Element data from apps and pages:
------------------------------------------------

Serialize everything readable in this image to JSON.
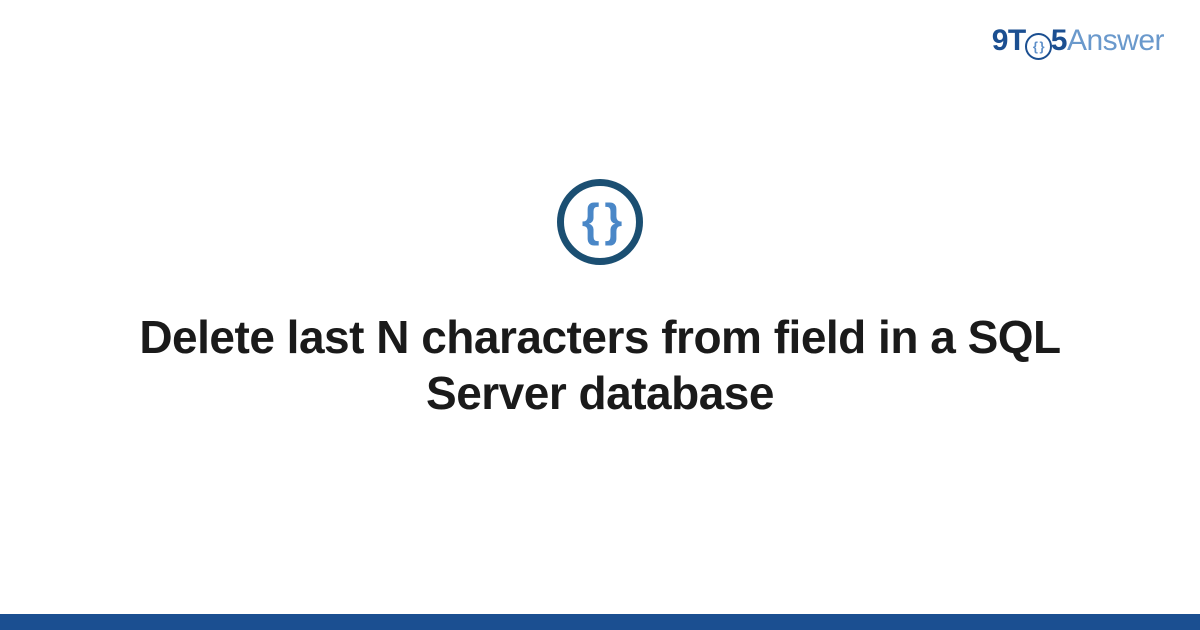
{
  "logo": {
    "part1": "9T",
    "o_inner": "{ }",
    "part2": "5",
    "part3": "Answer"
  },
  "badge": {
    "glyph": "{ }"
  },
  "title": "Delete last N characters from field in a SQL Server database"
}
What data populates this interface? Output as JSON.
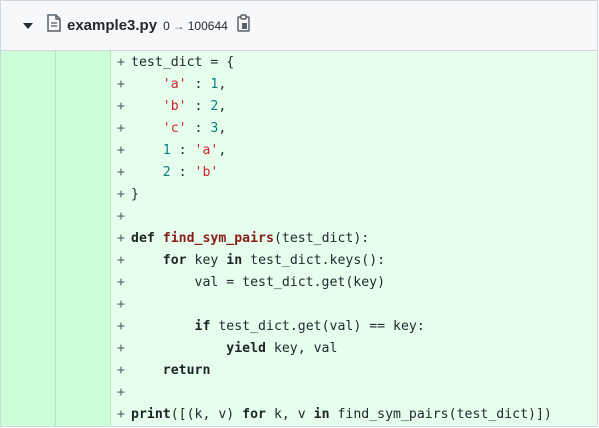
{
  "file": {
    "name": "example3.py",
    "mode_old": "0",
    "mode_arrow": "→",
    "mode_new": "100644"
  },
  "diff": {
    "marker": "+",
    "lines": [
      [
        {
          "t": "test_dict = {",
          "c": ""
        }
      ],
      [
        {
          "t": "    ",
          "c": ""
        },
        {
          "t": "'a'",
          "c": "str"
        },
        {
          "t": " : ",
          "c": ""
        },
        {
          "t": "1",
          "c": "num"
        },
        {
          "t": ",",
          "c": ""
        }
      ],
      [
        {
          "t": "    ",
          "c": ""
        },
        {
          "t": "'b'",
          "c": "str"
        },
        {
          "t": " : ",
          "c": ""
        },
        {
          "t": "2",
          "c": "num"
        },
        {
          "t": ",",
          "c": ""
        }
      ],
      [
        {
          "t": "    ",
          "c": ""
        },
        {
          "t": "'c'",
          "c": "str"
        },
        {
          "t": " : ",
          "c": ""
        },
        {
          "t": "3",
          "c": "num"
        },
        {
          "t": ",",
          "c": ""
        }
      ],
      [
        {
          "t": "    ",
          "c": ""
        },
        {
          "t": "1",
          "c": "num"
        },
        {
          "t": " : ",
          "c": ""
        },
        {
          "t": "'a'",
          "c": "str"
        },
        {
          "t": ",",
          "c": ""
        }
      ],
      [
        {
          "t": "    ",
          "c": ""
        },
        {
          "t": "2",
          "c": "num"
        },
        {
          "t": " : ",
          "c": ""
        },
        {
          "t": "'b'",
          "c": "str"
        }
      ],
      [
        {
          "t": "}",
          "c": ""
        }
      ],
      [],
      [
        {
          "t": "def",
          "c": "kw"
        },
        {
          "t": " ",
          "c": ""
        },
        {
          "t": "find_sym_pairs",
          "c": "fn"
        },
        {
          "t": "(test_dict):",
          "c": ""
        }
      ],
      [
        {
          "t": "    ",
          "c": ""
        },
        {
          "t": "for",
          "c": "kw"
        },
        {
          "t": " key ",
          "c": ""
        },
        {
          "t": "in",
          "c": "kw"
        },
        {
          "t": " test_dict.keys():",
          "c": ""
        }
      ],
      [
        {
          "t": "        val = test_dict.get(key)",
          "c": ""
        }
      ],
      [],
      [
        {
          "t": "        ",
          "c": ""
        },
        {
          "t": "if",
          "c": "kw"
        },
        {
          "t": " test_dict.get(val) == key:",
          "c": ""
        }
      ],
      [
        {
          "t": "            ",
          "c": ""
        },
        {
          "t": "yield",
          "c": "kw"
        },
        {
          "t": " key, val",
          "c": ""
        }
      ],
      [
        {
          "t": "    ",
          "c": ""
        },
        {
          "t": "return",
          "c": "kw"
        }
      ],
      [],
      [
        {
          "t": "print",
          "c": "kw"
        },
        {
          "t": "([(k, v) ",
          "c": ""
        },
        {
          "t": "for",
          "c": "kw"
        },
        {
          "t": " k, v ",
          "c": ""
        },
        {
          "t": "in",
          "c": "kw"
        },
        {
          "t": " find_sym_pairs(test_dict)])",
          "c": ""
        }
      ]
    ]
  }
}
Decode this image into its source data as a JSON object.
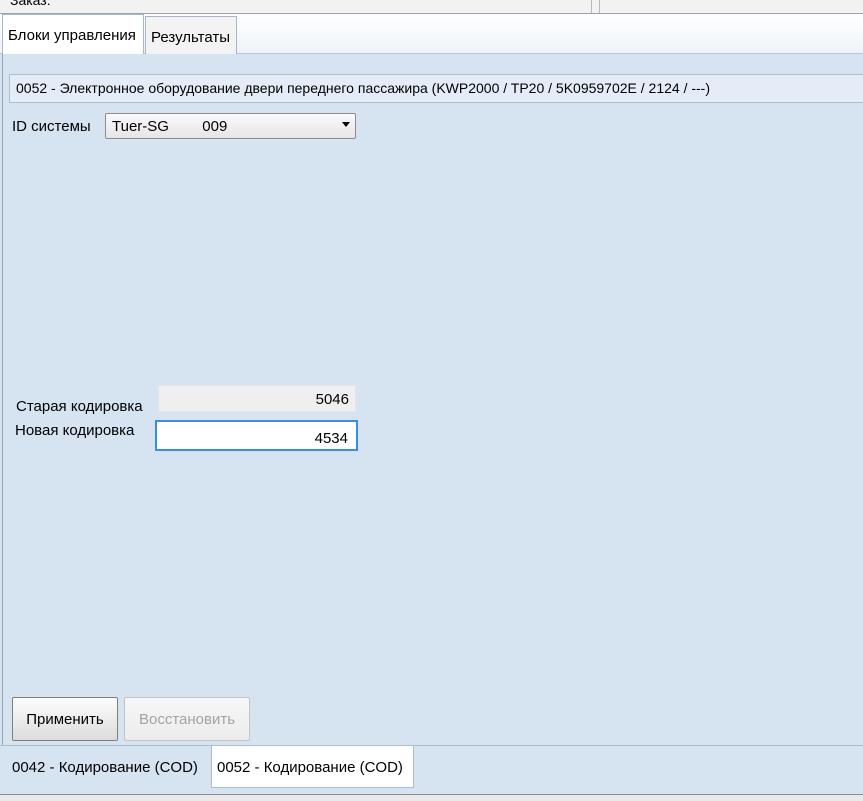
{
  "top": {
    "order_label": "Заказ:"
  },
  "tabs": [
    {
      "label": "Блоки управления"
    },
    {
      "label": "Результаты"
    }
  ],
  "header": {
    "text": "0052 - Электронное оборудование двери переднего пассажира  (KWP2000 / TP20 / 5K0959702E / 2124 / ---)"
  },
  "system_id": {
    "label": "ID системы",
    "selected": "Tuer-SG        009"
  },
  "coding": {
    "old_label": "Старая кодировка",
    "old_value": "5046",
    "new_label": "Новая кодировка",
    "new_value": "4534"
  },
  "buttons": {
    "apply": "Применить",
    "restore": "Восстановить"
  },
  "bottom_tabs": [
    {
      "label": "0042 - Кодирование (COD)"
    },
    {
      "label": "0052 - Кодирование (COD)"
    }
  ]
}
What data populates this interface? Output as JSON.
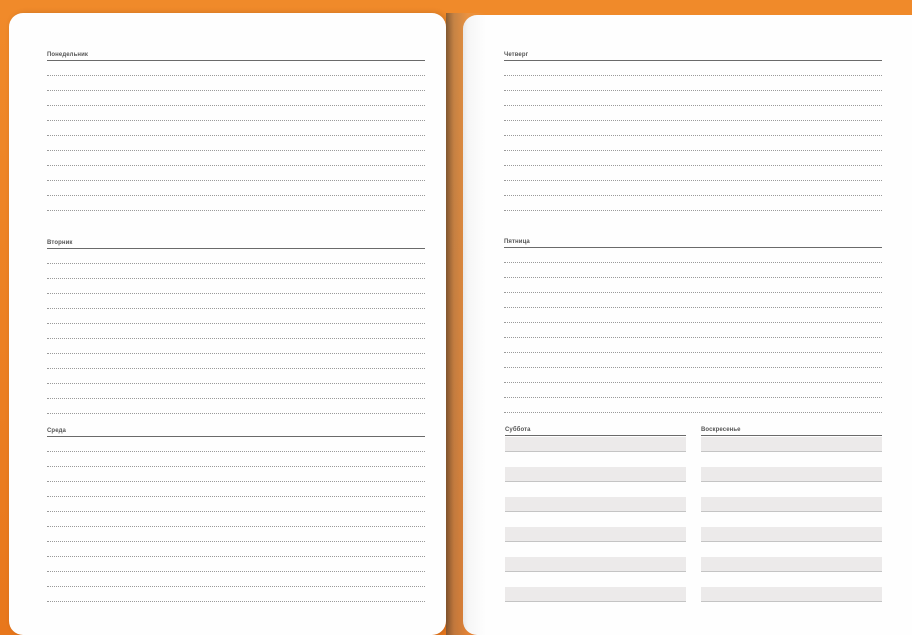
{
  "planner": {
    "left_page": {
      "days": [
        {
          "title": "Понедельник"
        },
        {
          "title": "Вторник"
        },
        {
          "title": "Среда"
        }
      ]
    },
    "right_page": {
      "days": [
        {
          "title": "Четверг"
        },
        {
          "title": "Пятница"
        }
      ],
      "weekend": [
        {
          "title": "Суббота"
        },
        {
          "title": "Воскресенье"
        }
      ]
    }
  },
  "colors": {
    "background": "#ea7a1f",
    "page": "#fefefe",
    "weekend_shade": "#eceaea"
  }
}
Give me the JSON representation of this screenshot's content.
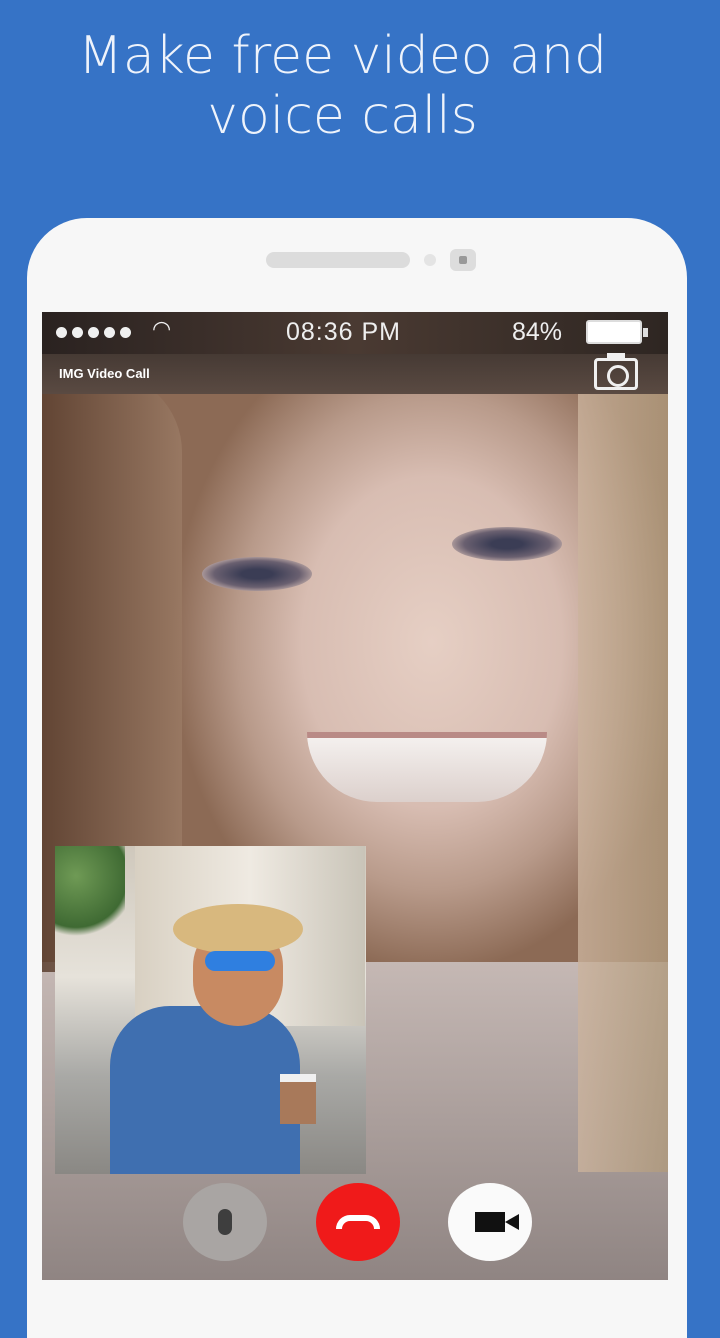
{
  "headline": {
    "line1": "Make free video and",
    "line2": "voice calls"
  },
  "status_bar": {
    "time": "08:36 PM",
    "battery": "84%",
    "battery_level": 0.84
  },
  "app": {
    "title": "IMG Video Call"
  },
  "controls": {
    "mute": "microphone-icon",
    "end": "end-call-icon",
    "video": "video-camera-icon"
  },
  "colors": {
    "background": "#3673c6",
    "end_call": "#f01a1a"
  }
}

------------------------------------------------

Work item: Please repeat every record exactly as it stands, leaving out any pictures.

Output of the exercise:
Serialize everything readable in this image to JSON.
{
  "logo": {
    "part1": "9T",
    "o_inner": "{ }",
    "part2": "5",
    "part3": "Answer"
  },
  "badge": {
    "glyph": "{ }"
  },
  "title": "Delete last N characters from field in a SQL Server database"
}
What data populates this interface? Output as JSON.
{
  "file": {
    "name": "example3.py",
    "mode_old": "0",
    "mode_arrow": "→",
    "mode_new": "100644"
  },
  "diff": {
    "marker": "+",
    "lines": [
      [
        {
          "t": "test_dict = {",
          "c": ""
        }
      ],
      [
        {
          "t": "    ",
          "c": ""
        },
        {
          "t": "'a'",
          "c": "str"
        },
        {
          "t": " : ",
          "c": ""
        },
        {
          "t": "1",
          "c": "num"
        },
        {
          "t": ",",
          "c": ""
        }
      ],
      [
        {
          "t": "    ",
          "c": ""
        },
        {
          "t": "'b'",
          "c": "str"
        },
        {
          "t": " : ",
          "c": ""
        },
        {
          "t": "2",
          "c": "num"
        },
        {
          "t": ",",
          "c": ""
        }
      ],
      [
        {
          "t": "    ",
          "c": ""
        },
        {
          "t": "'c'",
          "c": "str"
        },
        {
          "t": " : ",
          "c": ""
        },
        {
          "t": "3",
          "c": "num"
        },
        {
          "t": ",",
          "c": ""
        }
      ],
      [
        {
          "t": "    ",
          "c": ""
        },
        {
          "t": "1",
          "c": "num"
        },
        {
          "t": " : ",
          "c": ""
        },
        {
          "t": "'a'",
          "c": "str"
        },
        {
          "t": ",",
          "c": ""
        }
      ],
      [
        {
          "t": "    ",
          "c": ""
        },
        {
          "t": "2",
          "c": "num"
        },
        {
          "t": " : ",
          "c": ""
        },
        {
          "t": "'b'",
          "c": "str"
        }
      ],
      [
        {
          "t": "}",
          "c": ""
        }
      ],
      [],
      [
        {
          "t": "def",
          "c": "kw"
        },
        {
          "t": " ",
          "c": ""
        },
        {
          "t": "find_sym_pairs",
          "c": "fn"
        },
        {
          "t": "(test_dict):",
          "c": ""
        }
      ],
      [
        {
          "t": "    ",
          "c": ""
        },
        {
          "t": "for",
          "c": "kw"
        },
        {
          "t": " key ",
          "c": ""
        },
        {
          "t": "in",
          "c": "kw"
        },
        {
          "t": " test_dict.keys():",
          "c": ""
        }
      ],
      [
        {
          "t": "        val = test_dict.get(key)",
          "c": ""
        }
      ],
      [],
      [
        {
          "t": "        ",
          "c": ""
        },
        {
          "t": "if",
          "c": "kw"
        },
        {
          "t": " test_dict.get(val) == key:",
          "c": ""
        }
      ],
      [
        {
          "t": "            ",
          "c": ""
        },
        {
          "t": "yield",
          "c": "kw"
        },
        {
          "t": " key, val",
          "c": ""
        }
      ],
      [
        {
          "t": "    ",
          "c": ""
        },
        {
          "t": "return",
          "c": "kw"
        }
      ],
      [],
      [
        {
          "t": "print",
          "c": "kw"
        },
        {
          "t": "([(k, v) ",
          "c": ""
        },
        {
          "t": "for",
          "c": "kw"
        },
        {
          "t": " k, v ",
          "c": ""
        },
        {
          "t": "in",
          "c": "kw"
        },
        {
          "t": " find_sym_pairs(test_dict)])",
          "c": ""
        }
      ]
    ]
  }
}
Decode this image into its source data as a JSON object.
{
  "top": {
    "order_label": "Заказ:"
  },
  "tabs": [
    {
      "label": "Блоки управления"
    },
    {
      "label": "Результаты"
    }
  ],
  "header": {
    "text": "0052 - Электронное оборудование двери переднего пассажира  (KWP2000 / TP20 / 5K0959702E / 2124 / ---)"
  },
  "system_id": {
    "label": "ID системы",
    "selected": "Tuer-SG        009"
  },
  "coding": {
    "old_label": "Старая кодировка",
    "old_value": "5046",
    "new_label": "Новая кодировка",
    "new_value": "4534"
  },
  "buttons": {
    "apply": "Применить",
    "restore": "Восстановить"
  },
  "bottom_tabs": [
    {
      "label": "0042 - Кодирование (COD)"
    },
    {
      "label": "0052 - Кодирование (COD)"
    }
  ]
}
What data populates this interface? Output as JSON.
{
  "planner": {
    "left_page": {
      "days": [
        {
          "title": "Понедельник"
        },
        {
          "title": "Вторник"
        },
        {
          "title": "Среда"
        }
      ]
    },
    "right_page": {
      "days": [
        {
          "title": "Четверг"
        },
        {
          "title": "Пятница"
        }
      ],
      "weekend": [
        {
          "title": "Суббота"
        },
        {
          "title": "Воскресенье"
        }
      ]
    }
  },
  "colors": {
    "background": "#ea7a1f",
    "page": "#fefefe",
    "weekend_shade": "#eceaea"
  }
}
Give me the JSON representation of this screenshot's content.
{
  "headline": {
    "line1": "Make free video and",
    "line2": "voice calls"
  },
  "status_bar": {
    "time": "08:36 PM",
    "battery": "84%",
    "battery_level": 0.84
  },
  "app": {
    "title": "IMG Video Call"
  },
  "controls": {
    "mute": "microphone-icon",
    "end": "end-call-icon",
    "video": "video-camera-icon"
  },
  "colors": {
    "background": "#3673c6",
    "end_call": "#f01a1a"
  }
}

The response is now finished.